Leadership: Believing in others as a way of life
Leadership as a belief in others
there are two models of leadership that I am directly familiar with.
The first is the leadership quality model which treats leadership as a quality manifested by the leader, often composed of subordinate virtues like honesty, loyalty, competence, empathy. In this sense leadership could be considered a state of being.
The second model is one of technique usually described as a form of situational leadership in which a leader applies the appropriate technique based on a diagnosis of the situation, who the people are who are being led, and the necessary form of a successful outcome.
The idea of believing in people seems to be directly related to leadership in my experience and doesn’t fit into either category. I say this based on some personal experiences which I’ll describe.
I can think of it a number of circumstances in which my leaders believed in me and my potential . It motivated me to perform at a level higher than I thought was possible. What unites these cases is that my leader was a significant other to me, whose opinion I respected and whose approval I sought.
Another essential element was the element of risk and authenticity. I knew that my leaders trust in me had consequences for them which affirmed my belief in the authenticity of their belief because they have something to lose if they were wrong. In other words, these are not just empty words there was real meaning in the outcome.
Taken together these contributed to my motivation and determination and made the difference in my final performance.
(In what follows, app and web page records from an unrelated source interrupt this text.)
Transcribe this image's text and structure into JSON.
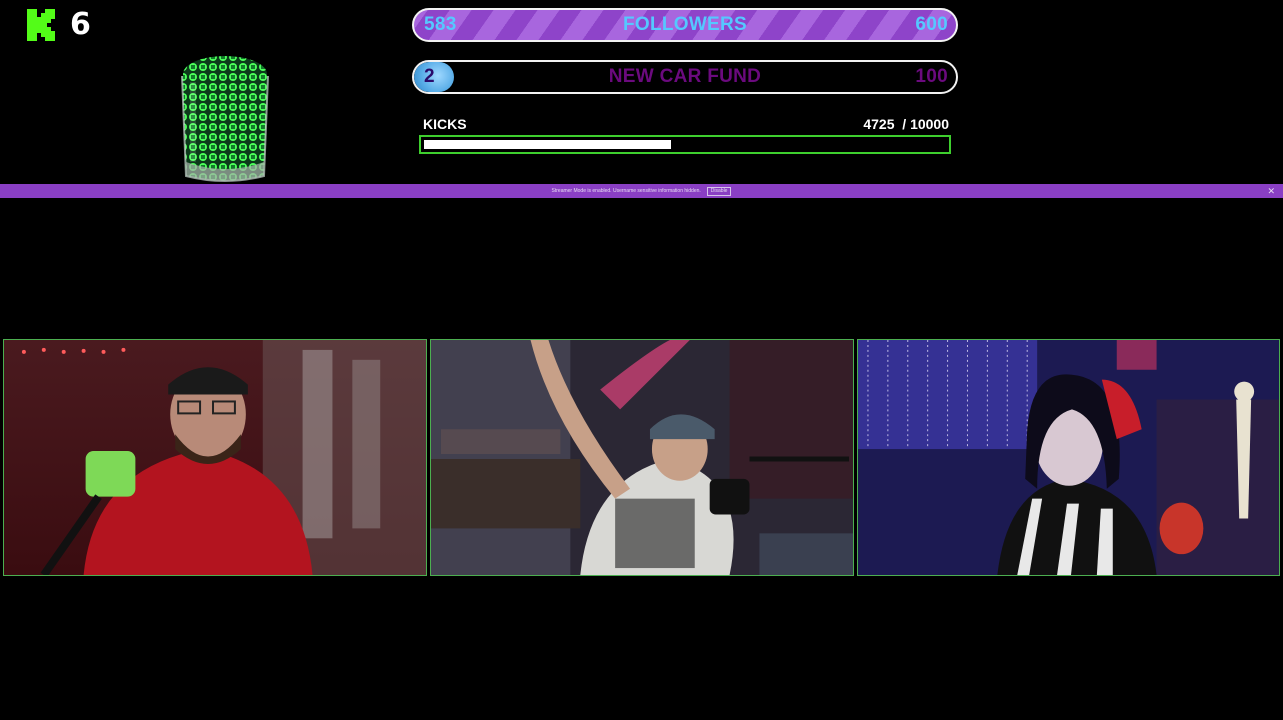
{
  "kick_badge": {
    "icon": "kick-logo-icon",
    "count": "6",
    "brand_color": "#53fc18"
  },
  "goals": {
    "followers": {
      "current": "583",
      "label": "FOLLOWERS",
      "target": "600",
      "progress": 0.97
    },
    "car_fund": {
      "current": "2",
      "label": "NEW CAR FUND",
      "target": "100",
      "progress": 0.02
    }
  },
  "kicks": {
    "label": "KICKS",
    "count_text": "4725  / 10000",
    "value": 4725,
    "max": 10000
  },
  "notice": {
    "text": "Streamer Mode is enabled. Username sensitive information hidden.",
    "button": "Disable"
  },
  "cameras": [
    {
      "name": "camera-left",
      "tint": "#5a0e14"
    },
    {
      "name": "camera-center",
      "tint": "#2c2838"
    },
    {
      "name": "camera-right",
      "tint": "#1c1a5a"
    }
  ]
}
As a leader myself I have seen the difference in trying to replicate a technique and manifesting a true inner belief in others. In my experience, your subordinates can sense a lack of authenticity a mile away.
I think the topic of belief in people is tied to leadership because it places it in a situation in which hierarchies matter, outcomes matter, risk is taken in the consequences are in doubt.
I don’t think belief in others is pure leadership quality like in the quality model because it takes on the context of the situation to establish the importance of the belief in the risk that the leader is taking. I think it’s a leadership matter because the trust must come from the leader first to be truly motivational.
It’s not something the subordinate can request or requisition but it must come flowing from the leader to the subordinate.